Mantle v NVAPI
A-Sync v G-Sync
??? v NVLink

Starting to look like the days of consumer lock-in to the extreme.
Adaptive-Sync is vendor independent, not locked in. It's opening up the previously locked-in alternative.
kalniel
Adaptive-Sync is vendor independent, not locked in. It's opening up the previously locked-in alternative.

I agree. I was wondering how many monitors actually came out with G Sync, and if you click through on nVidia's site to look (http://www.geforce.co.uk/hardware/technology/g-sync/where-to-buy) ; you find a grand total of… one. That one monitor Asus launched a while back (and props to Scan for doing such a nice page for one product :D). I think Acer may have another but it is going to be a small club with these chips.

Because Adaptive Sync is in DP 1.2a, there is no reason nVidia can't do something similar other than pride, because that is going to be a bitter pill to swallow.
shaithis
I am not looking forward to the future of graphics cards….

Mantle v NVAPI
A-Sync v G-Sync
??? v NVLink

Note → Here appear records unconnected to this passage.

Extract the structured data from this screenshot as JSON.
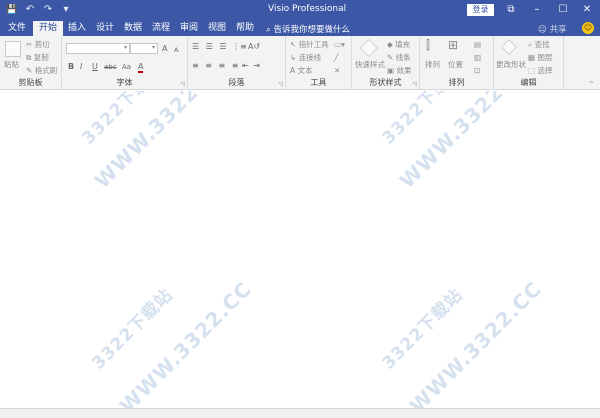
{
  "window": {
    "title": "Visio Professional",
    "login_label": "登录",
    "controls": {
      "restore_ribbon": "⧉",
      "minimize": "–",
      "maximize": "☐",
      "close": "✕"
    }
  },
  "quick_access": {
    "save_icon": "💾",
    "undo_icon": "↶",
    "redo_icon": "↷",
    "customize_icon": "▾"
  },
  "tabs": [
    "文件",
    "开始",
    "插入",
    "设计",
    "数据",
    "流程",
    "审阅",
    "视图",
    "帮助"
  ],
  "active_tab": "开始",
  "tell_me": "告诉我你想要做什么",
  "share_label": "共享",
  "ribbon": {
    "clipboard": {
      "label": "剪贴板",
      "paste": "粘贴",
      "cut": "剪切",
      "copy": "复制",
      "format_painter": "格式刷"
    },
    "font": {
      "label": "字体",
      "grow": "A",
      "shrink": "A",
      "bold": "B",
      "italic": "I",
      "underline": "U",
      "strike": "abc",
      "case": "Aa",
      "color": "A"
    },
    "paragraph": {
      "label": "段落"
    },
    "tools": {
      "label": "工具",
      "pointer": "指针工具",
      "connector": "连接线",
      "text": "文本"
    },
    "shape_styles": {
      "label": "形状样式",
      "quick_styles": "快速样式",
      "fill": "填充",
      "line": "线条",
      "effects": "效果"
    },
    "arrange": {
      "label": "排列",
      "align": "排列",
      "position": "位置"
    },
    "editing": {
      "label": "编辑",
      "change_shape": "更改形状",
      "find": "查找",
      "layers": "图层",
      "select": "选择"
    }
  },
  "watermark": "WWW.3322.CC",
  "watermark_sub": "3322下载站",
  "colors": {
    "accent": "#3b57a6",
    "ribbon_bg": "#f3f3f3",
    "watermark": "#d5e1ee"
  }
}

Starting to look like the days of consumer lock-in to the extreme.
I'm sure the ‘game developers’ aren't looking forward to it either…
LSG501
I'm sure the ‘game developers’ aren't looking forward to it either…
Why not? A-sync is vendor independent, requires nothing from the game side of things, and will allow developers to be slightly freer with render times.